A System of Autonomous Cars

The Vehicle

According to a Bundle.com study, Americans spend an average of 72 minutes a day behind the wheel. Imagine the increased productivity and general welfare if that time could be spent on other tasks, such as doing work, checking email, making calls, or even sleeping. Having to spend less time keeping one’s eyes on the road and hands on a steering wheel will free up time for life’s greater pleasures.

That day may not be far away. Google has recently test-driven seven artificial intelligence-powered cars over more than 140,000 miles on California roads, including highways and Lombard Street, which is famous for its turns and steepness. For the testing, Google had two people aboard: one technician and one person in the driver’s seat ready to take over the controls if necessary. So far, the only accident occurred when another vehicle rear-ended a Google car at a red light.

It is not difficult to picture the enormous impact that self-driving cars will have on society. When the technology fully develops, it will revolutionize the way we live in the same way that television, the Internet, and cell phones have. As Google engineers have pointed out, robots react faster than humans, have 360-degree perception, and do not suffer from problems affecting human drivers that frequently result in accidents, such as distraction, drowsiness, and intoxication. On Google’s official blog, engineer Sebastian Thrun estimates that the technology can reduce traffic-related fatalities in half, a figure that I believe to be very modest when we think about the cars’ true potential.

The Route

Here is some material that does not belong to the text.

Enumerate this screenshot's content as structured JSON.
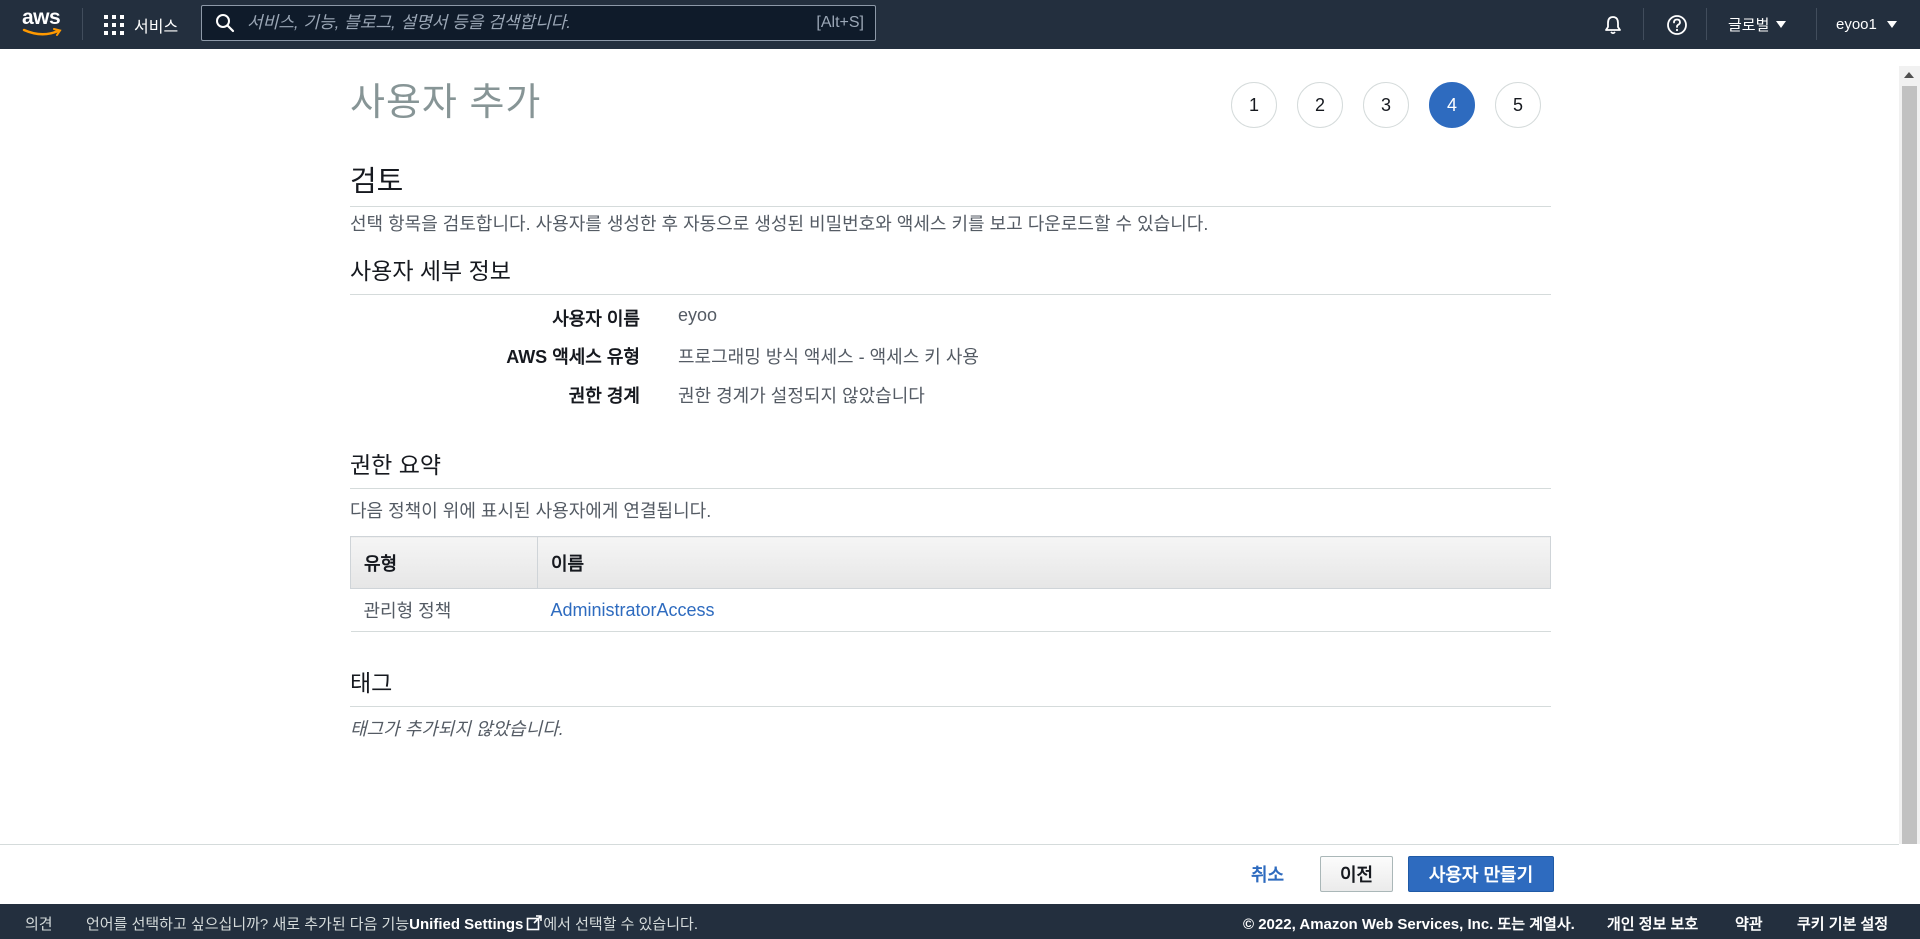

As Kenneth Anderson notes, the real potential of autonomous cars will only be realized if we outlaw all manual driving and every car on the road drives itself. Cars would then be able to travel safely with less distance between them, which, according to Markoff’s New York Times article, would double road capacity. If a system of artificial intelligence-powered cars makes accidents a thing of the past, we will be able to use lighter materials in car manufacturing, both cutting resource consumption in the car manufacturing process, as well as increasing fuel efficiency.

Such a scenario will not be feasible if there are even a small number of human-driven cars left on the road, or even if autonomous cars include the ability to manually take over the controls. An autonomous car will still be at the mercy of its physical limitations and the constraints of the road system, and will have difficulty avoiding accidents if it shares a congested road with reckless drivers. Another problem is that computerized cars will likely employ very passive driving systems designed to avoid accidents under all circumstances. Aggressive human drivers would be able to take advantage of passive computer drivers all day.

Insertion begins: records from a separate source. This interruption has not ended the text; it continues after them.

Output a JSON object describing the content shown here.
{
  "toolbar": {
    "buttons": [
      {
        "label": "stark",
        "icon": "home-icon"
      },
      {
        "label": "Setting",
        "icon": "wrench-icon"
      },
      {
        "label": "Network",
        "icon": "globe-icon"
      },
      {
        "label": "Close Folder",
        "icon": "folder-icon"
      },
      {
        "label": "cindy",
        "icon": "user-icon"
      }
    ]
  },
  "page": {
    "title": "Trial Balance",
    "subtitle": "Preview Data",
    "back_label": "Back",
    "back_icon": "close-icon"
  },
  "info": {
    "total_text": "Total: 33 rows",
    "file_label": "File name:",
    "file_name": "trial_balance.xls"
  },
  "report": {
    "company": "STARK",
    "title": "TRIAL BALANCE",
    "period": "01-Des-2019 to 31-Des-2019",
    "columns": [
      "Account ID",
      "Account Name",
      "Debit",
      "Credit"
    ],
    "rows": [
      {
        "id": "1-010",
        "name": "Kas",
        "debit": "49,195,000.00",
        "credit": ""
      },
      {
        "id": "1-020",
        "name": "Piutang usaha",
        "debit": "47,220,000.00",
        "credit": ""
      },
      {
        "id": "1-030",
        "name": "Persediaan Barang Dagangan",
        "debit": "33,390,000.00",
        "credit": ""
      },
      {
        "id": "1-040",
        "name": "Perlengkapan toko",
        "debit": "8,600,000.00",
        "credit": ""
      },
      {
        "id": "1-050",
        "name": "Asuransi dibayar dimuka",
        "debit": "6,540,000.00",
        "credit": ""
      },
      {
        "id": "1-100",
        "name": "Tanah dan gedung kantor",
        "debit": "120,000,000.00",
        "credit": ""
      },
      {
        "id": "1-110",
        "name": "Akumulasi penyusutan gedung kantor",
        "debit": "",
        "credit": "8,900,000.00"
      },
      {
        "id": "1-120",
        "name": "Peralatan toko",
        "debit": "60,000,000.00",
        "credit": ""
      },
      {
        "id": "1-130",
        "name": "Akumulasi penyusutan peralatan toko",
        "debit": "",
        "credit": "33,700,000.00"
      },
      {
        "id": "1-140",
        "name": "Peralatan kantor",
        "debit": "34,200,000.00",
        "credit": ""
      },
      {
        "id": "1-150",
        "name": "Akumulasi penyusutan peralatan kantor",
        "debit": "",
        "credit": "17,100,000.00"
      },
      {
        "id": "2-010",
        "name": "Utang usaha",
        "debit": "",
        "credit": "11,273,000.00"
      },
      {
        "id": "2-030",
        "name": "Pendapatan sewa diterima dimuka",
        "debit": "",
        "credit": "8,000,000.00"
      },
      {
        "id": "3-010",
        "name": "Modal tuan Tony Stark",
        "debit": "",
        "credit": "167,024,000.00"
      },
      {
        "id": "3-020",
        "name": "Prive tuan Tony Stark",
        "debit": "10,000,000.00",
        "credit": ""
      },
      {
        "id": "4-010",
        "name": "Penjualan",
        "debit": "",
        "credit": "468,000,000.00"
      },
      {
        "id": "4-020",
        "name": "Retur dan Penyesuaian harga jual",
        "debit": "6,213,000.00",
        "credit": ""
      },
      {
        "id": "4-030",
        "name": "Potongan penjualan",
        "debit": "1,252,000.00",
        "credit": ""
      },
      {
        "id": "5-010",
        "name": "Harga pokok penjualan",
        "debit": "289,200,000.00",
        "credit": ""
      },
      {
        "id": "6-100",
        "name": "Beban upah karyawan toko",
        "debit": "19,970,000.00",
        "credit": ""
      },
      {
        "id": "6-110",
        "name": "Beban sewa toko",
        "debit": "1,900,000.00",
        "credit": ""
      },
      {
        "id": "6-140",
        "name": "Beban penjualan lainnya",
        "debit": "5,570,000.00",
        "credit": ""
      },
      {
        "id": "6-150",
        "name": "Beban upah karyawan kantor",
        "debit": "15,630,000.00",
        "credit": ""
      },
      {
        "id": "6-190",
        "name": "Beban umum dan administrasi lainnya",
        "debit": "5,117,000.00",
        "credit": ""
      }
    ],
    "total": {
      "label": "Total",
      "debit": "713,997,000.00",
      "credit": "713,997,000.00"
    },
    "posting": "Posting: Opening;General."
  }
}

How feasible is a system of exclusively self-driven cars? The technology will not likely be the problem. We already have cars that can parallel park with limited input from the driver, as well as cars that brake on their own if a crash is imminent. Additionally, driving can be fairly easily broken down into various algorithms and functions, as the main variables involved are predictable: lanes of standard widths and traffic lights that change in predictable intervals. Currently, the only truly unpredictable element is the behavior of other drivers which would be much more foreseeable once computers take control.

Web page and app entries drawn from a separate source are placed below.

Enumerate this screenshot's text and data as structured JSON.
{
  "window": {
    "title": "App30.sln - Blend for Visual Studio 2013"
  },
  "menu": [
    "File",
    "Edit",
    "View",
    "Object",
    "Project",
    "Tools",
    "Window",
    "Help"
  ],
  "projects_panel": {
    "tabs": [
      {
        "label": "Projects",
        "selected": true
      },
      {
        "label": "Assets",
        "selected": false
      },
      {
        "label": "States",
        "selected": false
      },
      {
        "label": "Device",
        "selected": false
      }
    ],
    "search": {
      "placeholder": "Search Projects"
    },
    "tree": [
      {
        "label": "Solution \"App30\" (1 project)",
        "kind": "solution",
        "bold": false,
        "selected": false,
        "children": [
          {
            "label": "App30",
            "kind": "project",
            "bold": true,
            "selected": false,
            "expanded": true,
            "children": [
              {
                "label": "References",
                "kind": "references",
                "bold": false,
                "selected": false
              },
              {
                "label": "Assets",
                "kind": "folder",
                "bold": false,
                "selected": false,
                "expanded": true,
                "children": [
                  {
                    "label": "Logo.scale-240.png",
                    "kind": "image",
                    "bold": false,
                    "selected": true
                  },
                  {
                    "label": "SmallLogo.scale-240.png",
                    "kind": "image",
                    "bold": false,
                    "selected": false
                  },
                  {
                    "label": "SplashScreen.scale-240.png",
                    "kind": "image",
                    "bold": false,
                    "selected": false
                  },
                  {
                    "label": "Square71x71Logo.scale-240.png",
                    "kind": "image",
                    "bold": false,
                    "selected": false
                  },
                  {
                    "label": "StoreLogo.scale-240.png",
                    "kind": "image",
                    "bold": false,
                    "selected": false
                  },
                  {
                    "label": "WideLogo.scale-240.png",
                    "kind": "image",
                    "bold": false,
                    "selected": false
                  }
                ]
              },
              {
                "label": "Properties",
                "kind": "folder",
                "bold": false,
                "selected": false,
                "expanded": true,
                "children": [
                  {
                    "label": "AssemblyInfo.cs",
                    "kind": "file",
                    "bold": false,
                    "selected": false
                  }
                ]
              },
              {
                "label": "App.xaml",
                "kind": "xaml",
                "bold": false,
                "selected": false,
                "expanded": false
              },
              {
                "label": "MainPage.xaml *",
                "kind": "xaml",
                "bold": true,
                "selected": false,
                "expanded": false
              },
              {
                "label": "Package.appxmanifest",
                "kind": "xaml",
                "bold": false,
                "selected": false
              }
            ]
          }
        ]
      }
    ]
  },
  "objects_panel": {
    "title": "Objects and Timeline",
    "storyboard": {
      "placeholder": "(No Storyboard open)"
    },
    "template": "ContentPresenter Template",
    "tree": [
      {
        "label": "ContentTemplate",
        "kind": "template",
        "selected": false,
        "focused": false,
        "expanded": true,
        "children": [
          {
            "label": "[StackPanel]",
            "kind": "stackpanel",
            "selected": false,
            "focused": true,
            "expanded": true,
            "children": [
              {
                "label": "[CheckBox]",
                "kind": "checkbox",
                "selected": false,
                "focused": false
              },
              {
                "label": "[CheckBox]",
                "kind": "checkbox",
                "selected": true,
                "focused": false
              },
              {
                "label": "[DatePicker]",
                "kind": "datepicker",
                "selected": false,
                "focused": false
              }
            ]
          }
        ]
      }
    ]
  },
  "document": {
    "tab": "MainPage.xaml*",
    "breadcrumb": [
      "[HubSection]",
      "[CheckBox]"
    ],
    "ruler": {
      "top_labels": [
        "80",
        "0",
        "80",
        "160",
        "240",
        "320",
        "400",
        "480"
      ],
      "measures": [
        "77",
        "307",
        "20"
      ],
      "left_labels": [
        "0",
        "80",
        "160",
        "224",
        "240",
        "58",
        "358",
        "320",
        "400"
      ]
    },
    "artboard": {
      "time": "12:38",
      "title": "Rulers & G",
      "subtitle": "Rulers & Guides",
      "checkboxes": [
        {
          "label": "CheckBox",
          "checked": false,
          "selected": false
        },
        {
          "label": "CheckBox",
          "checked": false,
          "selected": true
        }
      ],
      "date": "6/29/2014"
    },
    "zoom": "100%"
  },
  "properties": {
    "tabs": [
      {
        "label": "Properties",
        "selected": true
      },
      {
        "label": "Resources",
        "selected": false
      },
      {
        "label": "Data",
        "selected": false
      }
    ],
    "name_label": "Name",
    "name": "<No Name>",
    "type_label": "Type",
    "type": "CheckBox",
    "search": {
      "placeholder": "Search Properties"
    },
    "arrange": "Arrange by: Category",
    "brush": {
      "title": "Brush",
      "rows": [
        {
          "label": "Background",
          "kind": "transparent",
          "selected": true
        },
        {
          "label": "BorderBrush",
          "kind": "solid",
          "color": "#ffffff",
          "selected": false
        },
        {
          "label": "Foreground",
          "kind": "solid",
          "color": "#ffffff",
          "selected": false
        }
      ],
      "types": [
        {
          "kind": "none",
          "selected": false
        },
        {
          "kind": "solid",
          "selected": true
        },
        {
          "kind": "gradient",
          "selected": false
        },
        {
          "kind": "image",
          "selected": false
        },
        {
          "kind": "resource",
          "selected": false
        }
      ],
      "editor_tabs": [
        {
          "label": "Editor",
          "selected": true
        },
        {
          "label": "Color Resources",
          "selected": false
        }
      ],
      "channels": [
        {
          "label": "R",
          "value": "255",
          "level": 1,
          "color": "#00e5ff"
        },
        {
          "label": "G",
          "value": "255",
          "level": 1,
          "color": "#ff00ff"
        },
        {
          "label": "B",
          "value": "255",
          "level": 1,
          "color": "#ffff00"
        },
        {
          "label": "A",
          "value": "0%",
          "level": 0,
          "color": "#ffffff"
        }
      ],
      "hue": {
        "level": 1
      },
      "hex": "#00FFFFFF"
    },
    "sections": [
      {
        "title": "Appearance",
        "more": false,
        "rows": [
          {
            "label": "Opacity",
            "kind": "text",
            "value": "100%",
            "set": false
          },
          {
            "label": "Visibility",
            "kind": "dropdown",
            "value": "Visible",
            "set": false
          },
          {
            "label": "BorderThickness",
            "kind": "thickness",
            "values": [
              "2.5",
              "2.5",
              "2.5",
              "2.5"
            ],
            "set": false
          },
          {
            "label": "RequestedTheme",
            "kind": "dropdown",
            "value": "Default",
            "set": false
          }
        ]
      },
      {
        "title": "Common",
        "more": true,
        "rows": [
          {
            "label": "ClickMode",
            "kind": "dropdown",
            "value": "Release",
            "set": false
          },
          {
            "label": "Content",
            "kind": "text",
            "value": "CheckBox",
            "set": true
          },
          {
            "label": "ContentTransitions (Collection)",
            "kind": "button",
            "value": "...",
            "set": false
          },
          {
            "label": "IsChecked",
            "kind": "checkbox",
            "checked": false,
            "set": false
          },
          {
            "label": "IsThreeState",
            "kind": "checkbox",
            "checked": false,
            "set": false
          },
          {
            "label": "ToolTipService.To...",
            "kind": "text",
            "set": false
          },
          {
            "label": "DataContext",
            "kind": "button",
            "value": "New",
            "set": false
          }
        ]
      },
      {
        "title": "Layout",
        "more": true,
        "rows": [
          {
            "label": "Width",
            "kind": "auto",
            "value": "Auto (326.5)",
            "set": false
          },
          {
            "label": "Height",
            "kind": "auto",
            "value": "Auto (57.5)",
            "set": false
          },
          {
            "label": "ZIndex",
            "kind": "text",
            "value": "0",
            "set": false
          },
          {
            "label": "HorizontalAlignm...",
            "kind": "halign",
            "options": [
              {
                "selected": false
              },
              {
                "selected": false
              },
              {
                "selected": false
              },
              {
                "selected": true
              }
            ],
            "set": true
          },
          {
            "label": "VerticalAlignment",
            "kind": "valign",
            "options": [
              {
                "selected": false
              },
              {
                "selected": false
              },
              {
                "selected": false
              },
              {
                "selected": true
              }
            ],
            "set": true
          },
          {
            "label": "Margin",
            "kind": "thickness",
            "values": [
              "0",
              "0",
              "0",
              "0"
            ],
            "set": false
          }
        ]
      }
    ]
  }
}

The greatest barriers to such a system might very well be legal in nature. One such barrier is liability. In a system of robot-driven cars where people are free to do other things while their cars transport them from place to place, such as checking email or napping, who should bear accident liability? Since the benefit of such technology is to allow drivers to perform other tasks while in the car, placing accident liability on them would be counterproductive. Putting liability on the technology companies might discourage the innovation needed to fully develop the technology in the first place. On the other hand, if the technology works like it is supposed to, crashes should become a rare occurrence, reducing such a burden. Another possibility is that insurance companies will bear liability.

A second issue that comes up is whether the government should be able to outlaw something as fundamental to our society as driving cars. Americans have loved their cars for decades. Many of us know people who beam with joy after a car purchase and enjoy the freedom associated with taking a car for a spin on an open road. There will undoubtedly be drivers with squeaky-clean driving records who will claim that their driving poses no threat to everyone else. There will also be people who will distrust having a computer take over their driving, especially since the consequences of a malfunction might include serious injury and death. Some may even claim that their driving is a form of expression, and that a ban violates their First Amendment rights.

However, I think the government will ultimately prevail. Congress can look to the Commerce Clause for a Constitutional source of authority in passing legislation requiring use of self-driving cars on roads. Is there a countervailing fundamental right being infringed? Ever since The Passenger Cases, the Supreme Court has recognized a basic right to interstate travel and laws prohibiting or burdening interstate travel must meet strict scrutiny. Nevertheless, it does not appear that mandating use of self-driving cars would substantially burden this right. Airplanes, trains, and perhaps even self-driving buses will still be available as modes of transportation. Furthermore, since self-driving cars will ostensibly be safer, they can be built in such a way as to accommodate the much lower likelihood of accidents, driving car prices down. This lower likelihood of accidents would drive insurance premiums down as well. Moreover, better fuel efficiency means less spending at the pump.

The Destination

Judging from Google’s promising test runs, it appears that it is not a matter of if but when a self-driving car will become available to consumers. When that day comes, we should be ready to hurdle the legal issues that pose the greatest barrier to a system of autonomous cars. Once we implement such a system, the benefits will be nothing short of extraordinary.